The concert began with a series of sacred compositions from the 20th century: “Hail Gladdening Light” by Charles Wood, “Faire is the Heaven” by William H. Harris, and “O sacrum convivum!” by Olivier Messiaen. These three pieces allowed the ensemble to showcase their sensitivity to each other and to the nuances of the music. Right from the start, the audience was taken in by the clarity of the harmonies and the purity of the group’s tone.
After the Messiaen, the group paused to explain a tradition that they have at Trinity Wall Street. Each Sunday, the choir performs an improvisation in which they are all given a sacred text (but no sheet music) to follow. One member of the ensemble serves as the leader and uses hand signs to indicate changes in chords, modes, and key areas as the improvisation develops. The full group maintains harmonic structure by droning, and two or three singers at a time step forward to improvise melodic lines on the text. The improvisation ends with The Lord’s Prayer. During Friday’s concert, the choir performed a full improvisation for us as they would on a typical Sunday at Trinity Wall Street, and they invited us to join in singing a monotone during the Lord’s Prayer. Afterwards, Dr. Wachner came out to lead us in our own improvisation with the text of “Happy Birthday.” The audience improvised together in the Lydian dominant mode, and Dr. Wachner showed us how he would indicate harmonic shifts with his hands. We thoroughly enjoyed this portion of the concert and we hope to continue exploring improvisation of this nature in the future. We recorded an excerpt from the audience’s improvisation and have attached the recording below – please excuse the prominence of our voices in the foreground!
Next on the program was one of the conductor’s own compositions entitled “An October Garden,” which was split into four sections, one for each season. Dr. Wachner played the piano, and a flautist, a clarinetist, and a bassist joined the choir on the stage. Each section of the piece had its own characteristic style that distinguished it from the other three. “October Garden” was followed by another piece by a composer who was present in the room, the beautiful “Given Sound” by Trevor Weston. This piece used a short text, which lent itself well to interesting repetition and layering, and there were some spoken sections that brought out the text in different ways.
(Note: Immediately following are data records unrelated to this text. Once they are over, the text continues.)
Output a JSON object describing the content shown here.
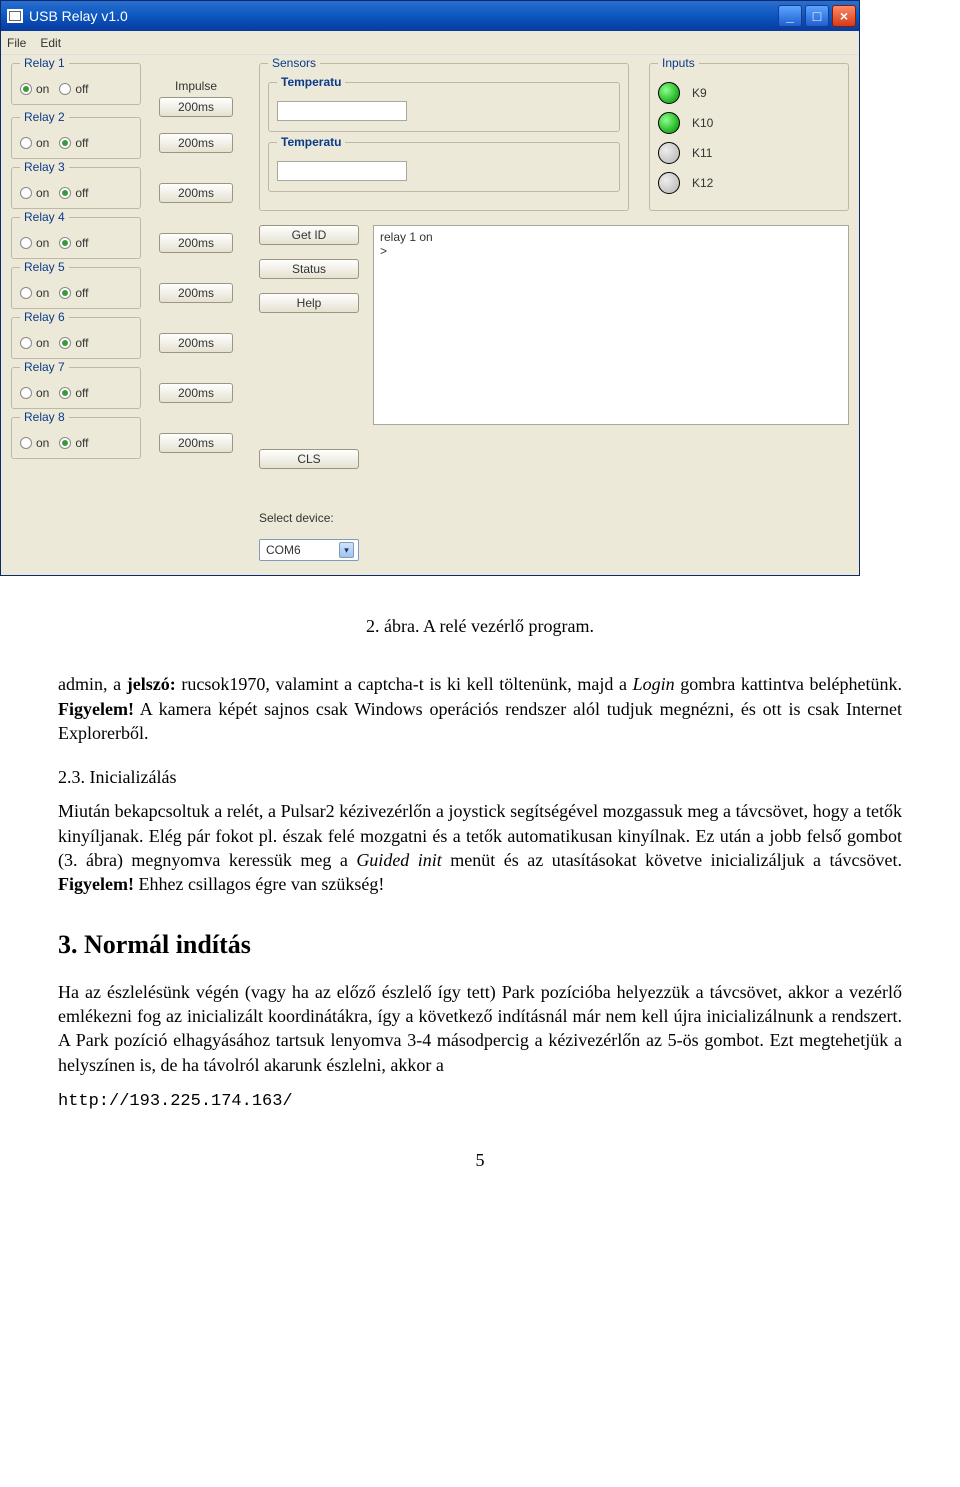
{
  "window": {
    "title": "USB Relay  v1.0",
    "menus": [
      "File",
      "Edit"
    ],
    "win_buttons": {
      "min": "_",
      "max": "□",
      "close": "×"
    }
  },
  "relays": [
    {
      "name": "Relay 1",
      "on": true,
      "off": false,
      "impulse": "200ms"
    },
    {
      "name": "Relay 2",
      "on": false,
      "off": true,
      "impulse": "200ms"
    },
    {
      "name": "Relay 3",
      "on": false,
      "off": true,
      "impulse": "200ms"
    },
    {
      "name": "Relay 4",
      "on": false,
      "off": true,
      "impulse": "200ms"
    },
    {
      "name": "Relay 5",
      "on": false,
      "off": true,
      "impulse": "200ms"
    },
    {
      "name": "Relay 6",
      "on": false,
      "off": true,
      "impulse": "200ms"
    },
    {
      "name": "Relay 7",
      "on": false,
      "off": true,
      "impulse": "200ms"
    },
    {
      "name": "Relay 8",
      "on": false,
      "off": true,
      "impulse": "200ms"
    }
  ],
  "impulse_header": "Impulse",
  "radio_labels": {
    "on": "on",
    "off": "off"
  },
  "sensors": {
    "legend": "Sensors",
    "items": [
      {
        "title": "Temperatu",
        "value": ""
      },
      {
        "title": "Temperatu",
        "value": ""
      }
    ]
  },
  "inputs": {
    "legend": "Inputs",
    "items": [
      {
        "label": "K9",
        "on": true
      },
      {
        "label": "K10",
        "on": true
      },
      {
        "label": "K11",
        "on": false
      },
      {
        "label": "K12",
        "on": false
      }
    ]
  },
  "mid_buttons": {
    "get_id": "Get ID",
    "status": "Status",
    "help": "Help",
    "cls": "CLS"
  },
  "textarea": "relay 1 on\n>",
  "select": {
    "label": "Select device:",
    "value": "COM6"
  },
  "doc": {
    "caption": "2. ábra. A relé vezérlő program.",
    "p1_a": "admin, a ",
    "p1_b": "jelszó:",
    "p1_c": " rucsok1970, valamint a captcha-t is ki kell töltenünk, majd a ",
    "p1_d": "Login",
    "p1_e": " gombra kattintva beléphetünk. ",
    "p1_f": "Figyelem!",
    "p1_g": " A kamera képét sajnos csak Windows operációs rendszer alól tudjuk megnézni, és ott is csak Internet Explorerből.",
    "sec23_num": "2.3.",
    "sec23_title": "    Inicializálás",
    "p2_a": "Miután bekapcsoltuk a relét, a Pulsar2 kézivezérlőn a joystick segítségével mozgassuk meg a távcsövet, hogy a tetők kinyíljanak. Elég pár fokot pl. észak felé mozgatni és a tetők automatikusan kinyílnak. Ez után a jobb felső gombot (3. ábra) megnyomva keressük meg a ",
    "p2_b": "Guided init",
    "p2_c": " menüt és az utasításokat követve inicializáljuk a távcsövet. ",
    "p2_d": "Figyelem!",
    "p2_e": " Ehhez csillagos égre van szükség!",
    "h2_num": "3.",
    "h2_title": "    Normál indítás",
    "p3": "Ha az észlelésünk végén (vagy ha az előző észlelő így tett) Park pozícióba helyezzük a távcsövet, akkor a vezérlő emlékezni fog az inicializált koordinátákra, így a következő indításnál már nem kell újra inicializálnunk a rendszert. A Park pozíció elhagyásához tartsuk lenyomva 3-4 másodpercig a kézivezérlőn az 5-ös gombot. Ezt megtehetjük a helyszínen is, de ha távolról akarunk észlelni, akkor a",
    "url": "http://193.225.174.163/",
    "page": "5"
  }
}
The last three pieces on the concert were all arrangements of spirituals: “Precious Lord” arranged by Arnold Sevier, “Jesus Walked This Lonesome Valley” arranged by Stanley Thurston, and finally a rousing performance of “Jeremiah’s Fire!” arranged by Rollo Dilworth. The second to last piece featured a passionate and moving performance by bass-baritone Jonathan Woody on the solo. After the last piece, the audience rose to its feet and continued to applaud enthusiastically until the ensemble returned to the stage for an encore. The choir treated us to one final performance before we all adjourned to the lobby, where we were able to greet and congratulate Scott Mello, a tenor in the ensemble and a former Ithaca College interim voice professor. We had a wonderful experience at this concert, and we hope to be able to hear them live again in the near future!
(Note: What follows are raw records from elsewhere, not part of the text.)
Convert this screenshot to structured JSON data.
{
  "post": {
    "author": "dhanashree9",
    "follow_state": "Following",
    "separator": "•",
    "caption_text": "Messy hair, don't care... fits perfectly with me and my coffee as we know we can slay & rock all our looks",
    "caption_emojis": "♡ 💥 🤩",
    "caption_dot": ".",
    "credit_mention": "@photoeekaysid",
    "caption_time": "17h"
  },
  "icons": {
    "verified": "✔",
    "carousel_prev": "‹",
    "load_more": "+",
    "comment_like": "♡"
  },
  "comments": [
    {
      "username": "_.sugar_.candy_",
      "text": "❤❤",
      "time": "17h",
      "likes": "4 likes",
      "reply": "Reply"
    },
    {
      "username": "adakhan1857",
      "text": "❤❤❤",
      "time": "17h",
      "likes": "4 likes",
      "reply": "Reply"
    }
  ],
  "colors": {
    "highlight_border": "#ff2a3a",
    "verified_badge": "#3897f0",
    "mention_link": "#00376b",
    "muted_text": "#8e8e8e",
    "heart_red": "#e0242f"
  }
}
-Sunhwa Reiner, IC ACDA President, and Juliana Joy Child, IC ACDA Treasurer